What is expected => Your job is to copy the lines from the material that include "desc".

*** Opening of Material supplied ***

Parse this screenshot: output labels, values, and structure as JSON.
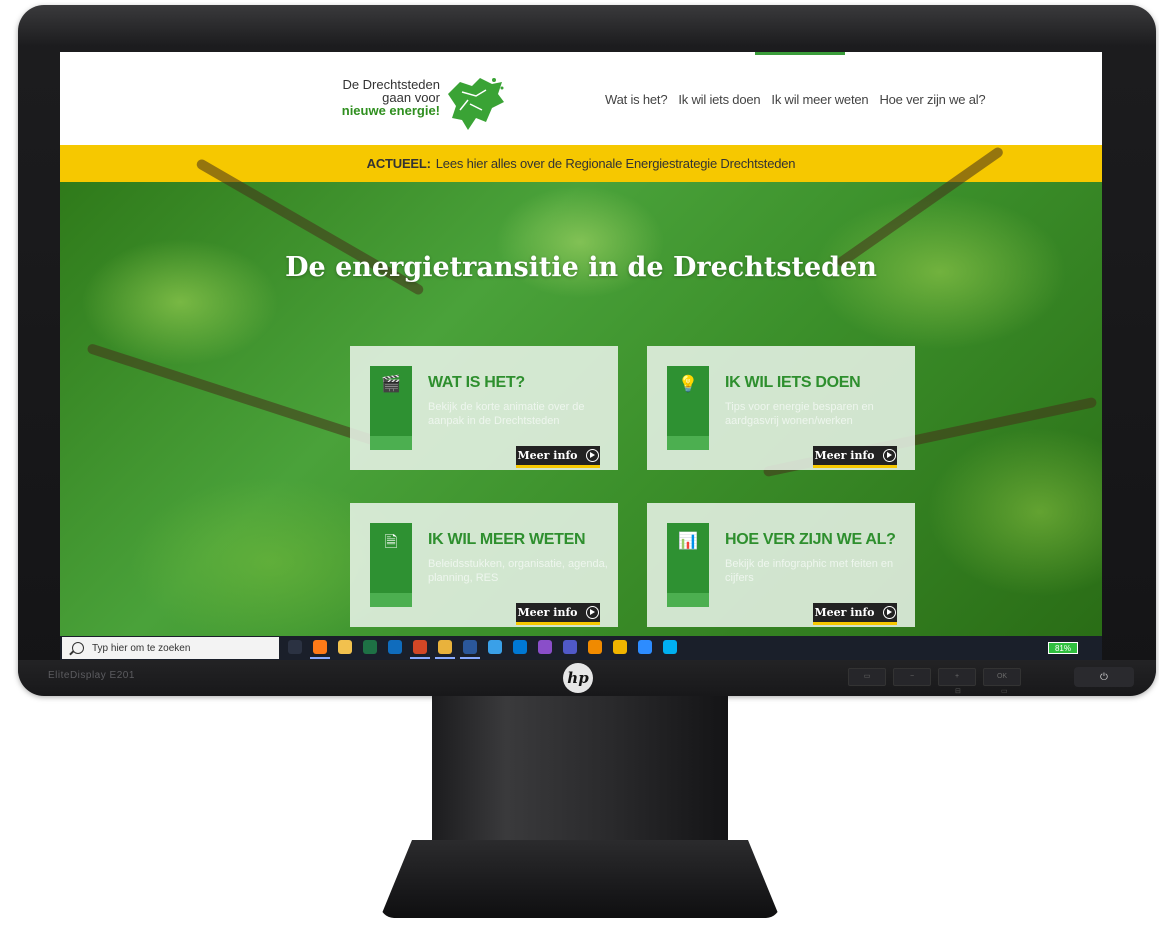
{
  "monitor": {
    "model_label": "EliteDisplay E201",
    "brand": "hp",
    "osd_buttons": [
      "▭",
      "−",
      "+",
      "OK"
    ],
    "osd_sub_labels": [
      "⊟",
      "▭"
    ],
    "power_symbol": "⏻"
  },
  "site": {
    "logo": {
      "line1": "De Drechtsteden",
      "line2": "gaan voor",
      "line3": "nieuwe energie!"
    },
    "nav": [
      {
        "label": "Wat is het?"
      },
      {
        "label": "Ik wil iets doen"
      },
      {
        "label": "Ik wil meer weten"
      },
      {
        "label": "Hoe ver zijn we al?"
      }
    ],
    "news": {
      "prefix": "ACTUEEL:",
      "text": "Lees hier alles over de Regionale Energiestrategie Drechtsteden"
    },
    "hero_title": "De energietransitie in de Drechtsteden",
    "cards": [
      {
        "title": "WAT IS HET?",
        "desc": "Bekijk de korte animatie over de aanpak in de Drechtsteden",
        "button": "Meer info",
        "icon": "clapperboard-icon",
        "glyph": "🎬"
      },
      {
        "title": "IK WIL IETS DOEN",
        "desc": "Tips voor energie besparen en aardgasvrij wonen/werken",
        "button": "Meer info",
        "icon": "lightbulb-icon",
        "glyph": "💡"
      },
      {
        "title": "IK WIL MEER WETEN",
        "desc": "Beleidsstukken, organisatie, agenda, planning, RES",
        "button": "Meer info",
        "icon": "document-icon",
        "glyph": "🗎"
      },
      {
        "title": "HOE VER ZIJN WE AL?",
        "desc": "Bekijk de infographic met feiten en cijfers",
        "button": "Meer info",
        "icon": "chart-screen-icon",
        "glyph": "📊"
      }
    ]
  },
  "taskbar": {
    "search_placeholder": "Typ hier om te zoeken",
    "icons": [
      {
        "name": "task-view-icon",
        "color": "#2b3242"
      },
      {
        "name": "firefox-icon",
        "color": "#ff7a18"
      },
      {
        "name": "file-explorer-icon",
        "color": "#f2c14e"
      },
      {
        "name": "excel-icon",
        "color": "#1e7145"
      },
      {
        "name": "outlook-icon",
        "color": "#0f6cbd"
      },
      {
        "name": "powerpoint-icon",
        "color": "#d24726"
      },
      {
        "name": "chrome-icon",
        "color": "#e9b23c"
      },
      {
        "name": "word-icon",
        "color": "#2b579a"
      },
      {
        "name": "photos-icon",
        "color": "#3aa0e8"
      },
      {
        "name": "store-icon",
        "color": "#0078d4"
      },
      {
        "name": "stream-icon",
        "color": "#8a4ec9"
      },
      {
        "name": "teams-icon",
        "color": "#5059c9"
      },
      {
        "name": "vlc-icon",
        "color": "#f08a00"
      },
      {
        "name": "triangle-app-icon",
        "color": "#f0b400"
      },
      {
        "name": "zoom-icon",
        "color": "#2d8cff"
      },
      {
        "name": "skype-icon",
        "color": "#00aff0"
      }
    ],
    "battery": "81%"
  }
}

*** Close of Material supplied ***
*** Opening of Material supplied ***

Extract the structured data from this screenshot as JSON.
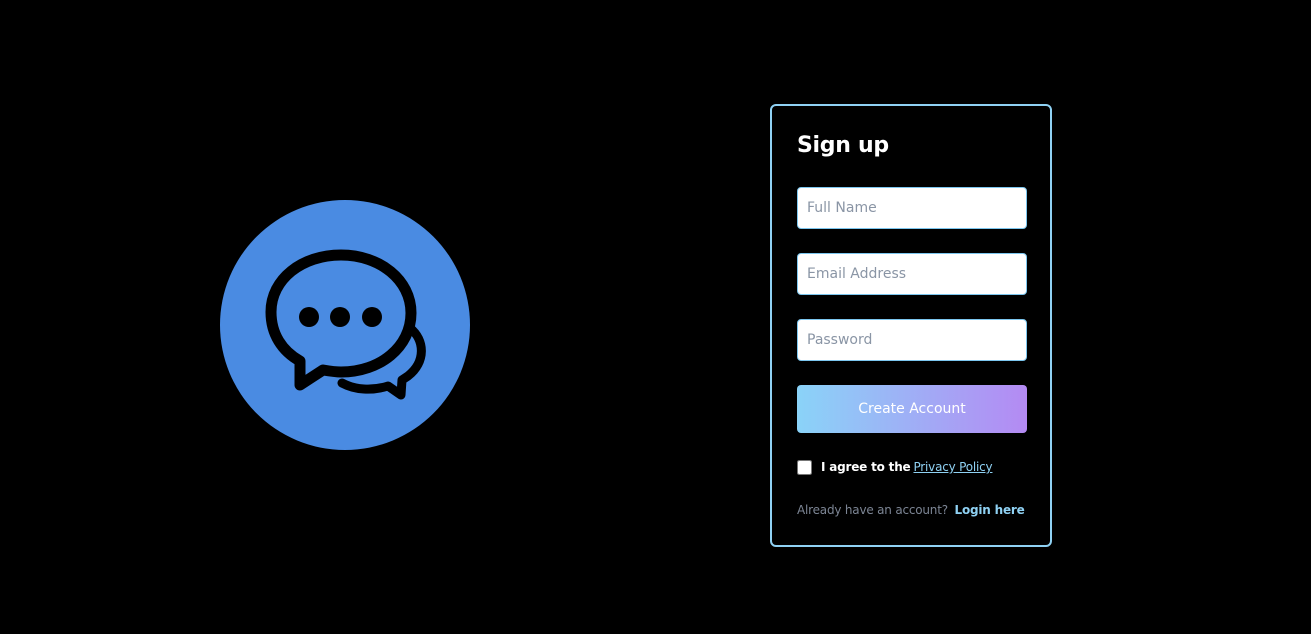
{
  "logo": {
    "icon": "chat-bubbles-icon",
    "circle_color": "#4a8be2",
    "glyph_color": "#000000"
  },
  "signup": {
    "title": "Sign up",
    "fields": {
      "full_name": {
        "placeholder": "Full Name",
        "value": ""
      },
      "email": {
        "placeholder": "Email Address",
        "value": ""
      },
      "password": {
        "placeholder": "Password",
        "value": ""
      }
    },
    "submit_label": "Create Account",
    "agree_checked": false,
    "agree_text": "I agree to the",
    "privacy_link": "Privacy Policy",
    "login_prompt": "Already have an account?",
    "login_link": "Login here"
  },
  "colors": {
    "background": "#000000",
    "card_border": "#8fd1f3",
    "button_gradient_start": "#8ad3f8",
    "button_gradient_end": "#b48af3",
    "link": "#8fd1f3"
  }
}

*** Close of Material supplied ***

Your response =>
        "desc": "Bekijk de korte animatie over de aanpak in de Drechtsteden",
        "desc": "Tips voor energie besparen en aardgasvrij wonen/werken",
        "desc": "Beleidsstukken, organisatie, agenda, planning, RES",
        "desc": "Bekijk de infographic met feiten en cijfers",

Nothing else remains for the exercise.